# Activity:
If a line of the data below holds the string "Mamamoo", copy it.

Stored items from a collection
□ □ □ □ □

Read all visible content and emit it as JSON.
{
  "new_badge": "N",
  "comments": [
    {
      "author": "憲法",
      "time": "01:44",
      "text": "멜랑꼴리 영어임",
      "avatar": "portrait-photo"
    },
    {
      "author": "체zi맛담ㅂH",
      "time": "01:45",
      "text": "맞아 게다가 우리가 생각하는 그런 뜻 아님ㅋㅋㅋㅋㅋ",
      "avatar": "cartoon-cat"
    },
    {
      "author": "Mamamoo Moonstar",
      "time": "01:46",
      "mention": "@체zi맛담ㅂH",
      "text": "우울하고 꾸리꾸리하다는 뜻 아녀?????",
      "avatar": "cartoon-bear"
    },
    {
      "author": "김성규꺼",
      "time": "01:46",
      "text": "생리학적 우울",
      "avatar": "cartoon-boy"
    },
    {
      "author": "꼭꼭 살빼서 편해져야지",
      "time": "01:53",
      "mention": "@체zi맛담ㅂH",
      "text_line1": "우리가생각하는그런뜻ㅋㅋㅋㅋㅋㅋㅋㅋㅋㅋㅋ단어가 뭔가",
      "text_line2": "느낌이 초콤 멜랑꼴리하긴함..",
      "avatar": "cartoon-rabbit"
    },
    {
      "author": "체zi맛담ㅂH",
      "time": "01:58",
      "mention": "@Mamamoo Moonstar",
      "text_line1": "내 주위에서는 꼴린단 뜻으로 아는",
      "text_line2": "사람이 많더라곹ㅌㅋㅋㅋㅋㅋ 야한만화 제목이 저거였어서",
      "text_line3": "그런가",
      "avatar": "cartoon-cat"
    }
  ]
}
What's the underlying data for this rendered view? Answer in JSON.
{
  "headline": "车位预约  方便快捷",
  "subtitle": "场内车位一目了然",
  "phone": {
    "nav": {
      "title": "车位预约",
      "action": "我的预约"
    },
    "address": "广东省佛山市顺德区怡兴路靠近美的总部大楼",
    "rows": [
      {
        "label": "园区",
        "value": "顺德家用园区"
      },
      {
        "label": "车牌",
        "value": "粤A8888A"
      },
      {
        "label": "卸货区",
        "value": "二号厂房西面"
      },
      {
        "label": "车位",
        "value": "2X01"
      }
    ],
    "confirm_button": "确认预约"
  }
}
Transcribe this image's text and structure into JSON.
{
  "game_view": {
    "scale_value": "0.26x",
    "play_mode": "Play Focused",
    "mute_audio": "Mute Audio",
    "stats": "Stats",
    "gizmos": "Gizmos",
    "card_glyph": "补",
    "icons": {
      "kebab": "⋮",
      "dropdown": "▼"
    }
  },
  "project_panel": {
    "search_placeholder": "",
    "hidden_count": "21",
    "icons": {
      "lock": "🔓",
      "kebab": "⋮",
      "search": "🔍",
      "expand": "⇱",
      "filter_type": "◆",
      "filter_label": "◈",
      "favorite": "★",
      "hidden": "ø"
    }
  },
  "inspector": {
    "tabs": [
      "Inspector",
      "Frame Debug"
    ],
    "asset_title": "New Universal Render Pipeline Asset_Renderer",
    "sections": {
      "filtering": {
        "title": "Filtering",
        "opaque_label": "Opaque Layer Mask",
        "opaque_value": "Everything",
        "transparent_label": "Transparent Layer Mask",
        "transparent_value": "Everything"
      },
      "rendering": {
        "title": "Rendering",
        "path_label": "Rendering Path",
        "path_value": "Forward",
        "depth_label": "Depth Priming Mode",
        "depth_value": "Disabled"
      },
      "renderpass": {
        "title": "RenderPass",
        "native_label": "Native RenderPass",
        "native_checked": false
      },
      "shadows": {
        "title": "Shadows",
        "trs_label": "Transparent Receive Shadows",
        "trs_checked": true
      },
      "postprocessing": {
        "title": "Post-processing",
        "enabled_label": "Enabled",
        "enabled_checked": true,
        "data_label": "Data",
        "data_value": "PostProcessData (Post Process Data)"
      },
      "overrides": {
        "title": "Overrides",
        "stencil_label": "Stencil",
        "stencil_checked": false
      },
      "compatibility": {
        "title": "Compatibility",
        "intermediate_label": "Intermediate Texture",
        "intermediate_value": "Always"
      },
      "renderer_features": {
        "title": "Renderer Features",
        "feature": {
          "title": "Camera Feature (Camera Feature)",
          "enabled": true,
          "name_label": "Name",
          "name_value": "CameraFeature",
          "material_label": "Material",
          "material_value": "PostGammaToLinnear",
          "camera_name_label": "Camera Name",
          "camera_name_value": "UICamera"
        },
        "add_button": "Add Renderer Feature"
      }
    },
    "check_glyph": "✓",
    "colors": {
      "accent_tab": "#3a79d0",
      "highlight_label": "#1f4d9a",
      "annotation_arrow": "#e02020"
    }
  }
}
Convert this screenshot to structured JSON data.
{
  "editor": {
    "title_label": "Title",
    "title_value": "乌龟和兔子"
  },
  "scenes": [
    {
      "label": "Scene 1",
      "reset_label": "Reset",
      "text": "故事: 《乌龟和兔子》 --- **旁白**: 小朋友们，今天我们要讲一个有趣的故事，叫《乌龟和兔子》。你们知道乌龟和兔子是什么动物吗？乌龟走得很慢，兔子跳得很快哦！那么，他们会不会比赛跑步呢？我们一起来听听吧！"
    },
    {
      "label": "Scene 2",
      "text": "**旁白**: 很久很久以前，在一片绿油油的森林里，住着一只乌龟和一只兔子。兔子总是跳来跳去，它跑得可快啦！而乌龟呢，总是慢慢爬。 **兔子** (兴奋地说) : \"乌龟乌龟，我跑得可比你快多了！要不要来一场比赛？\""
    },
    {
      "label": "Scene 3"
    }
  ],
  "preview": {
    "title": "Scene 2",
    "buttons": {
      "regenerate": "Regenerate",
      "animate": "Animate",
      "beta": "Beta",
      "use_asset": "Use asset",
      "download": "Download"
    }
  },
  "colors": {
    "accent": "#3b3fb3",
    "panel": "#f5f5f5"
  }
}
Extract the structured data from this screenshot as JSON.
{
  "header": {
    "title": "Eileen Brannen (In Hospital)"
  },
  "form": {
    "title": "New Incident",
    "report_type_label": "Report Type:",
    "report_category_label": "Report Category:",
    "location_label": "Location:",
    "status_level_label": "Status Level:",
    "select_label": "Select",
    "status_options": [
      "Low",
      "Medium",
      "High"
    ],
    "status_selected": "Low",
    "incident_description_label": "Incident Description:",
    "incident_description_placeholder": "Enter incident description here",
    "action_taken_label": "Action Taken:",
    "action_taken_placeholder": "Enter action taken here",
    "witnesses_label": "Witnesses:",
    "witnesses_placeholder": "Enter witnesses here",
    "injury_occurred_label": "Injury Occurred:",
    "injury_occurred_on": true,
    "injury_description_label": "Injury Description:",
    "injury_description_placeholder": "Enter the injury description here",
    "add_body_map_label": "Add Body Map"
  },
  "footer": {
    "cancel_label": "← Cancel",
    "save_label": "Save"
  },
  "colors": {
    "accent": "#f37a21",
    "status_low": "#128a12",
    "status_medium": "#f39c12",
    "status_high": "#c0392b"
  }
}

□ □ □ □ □

# Response to this exercise:
      "author": "Mamamoo Moonstar",
      "mention": "@Mamamoo Moonstar",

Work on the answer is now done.